Well, they're all grown up and making pests of themselves in my yard. They've chosen a slight depression under a tree in my backyard and are using it as their campsite at night. Their sleep and play and digging has matted down and killed an oval-shaped spot of grass in that spot.
Then, night before last, they managed to get up on the roof of my house - I think they shimmied up the drain spout, from the sounds they were making - and thumped around and played hide-and-seek up there for hours. The cat was beyond distraught, and I was wishing I had a shotgun. I went outside with a flashlight and walked around the house, eventually finding them playing on one of the roof ridges at the front of the house. They froze mid-play when I trained the flashlight on them.
So I stopped by our property management office the next day to request a couple of traps, which were delivered later in the afternoon. That night I baited them with tuna fish and chunks of banana and then went to bed. When I awoke this morning, it was still dark. I wanted to get a long run in before it got too light out, but before I started, my curiosity got the better of me, so I grabbed the flashlight and went out the back door to peek at the traps...no critters.

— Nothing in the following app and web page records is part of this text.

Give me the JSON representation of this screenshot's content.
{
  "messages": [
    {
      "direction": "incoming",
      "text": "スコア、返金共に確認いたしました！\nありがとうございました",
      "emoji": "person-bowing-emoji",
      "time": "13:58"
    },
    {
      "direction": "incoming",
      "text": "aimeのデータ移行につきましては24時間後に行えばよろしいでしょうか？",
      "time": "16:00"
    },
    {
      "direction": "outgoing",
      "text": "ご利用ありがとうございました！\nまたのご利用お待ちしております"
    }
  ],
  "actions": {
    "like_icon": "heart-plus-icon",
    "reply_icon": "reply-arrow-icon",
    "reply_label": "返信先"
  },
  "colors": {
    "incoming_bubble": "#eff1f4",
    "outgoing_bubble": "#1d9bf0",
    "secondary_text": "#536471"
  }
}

Returning from my long run, I walked around to the back to check the traps again in daylight. I wanted to see if there was any evidence of them taking the bait. My treacherous plans had been foiled!! The bait was gone, the traps were "unsprung!"
Readers of my blog may recall my previous attempts to trap the pair of raccoons that were terrorizing my back yard last year. They were no doubt the parents of the trio that are now terrorizing my back yard this year. I was not successful trapping either of those racoons but did manage to trap a large opossum. But the trap at the time was a slightly different design. In that case, the trap was sprung near the entrance, when the weight of the animal tripped the latch on the door and it closes behind the animal.
These traps are different. The trip mechanism is at the rear of the trap. The animal must travel all the way into the trap and go all the way to the back. An animal that is facile at backing up can very easily get into the trap, retrieve the food, and then back out, without tripping it. These clever raccoons, with their dextrous front paws, were able to get in, grab the food, and get out. Well, at least they have figured out that the traps equal treats. So I've re-baited them, only this time I've put the food up against the back wall so that the raccoons must go all the way in. If they do, they'll step on the plate and that should trigger the trap. We hope.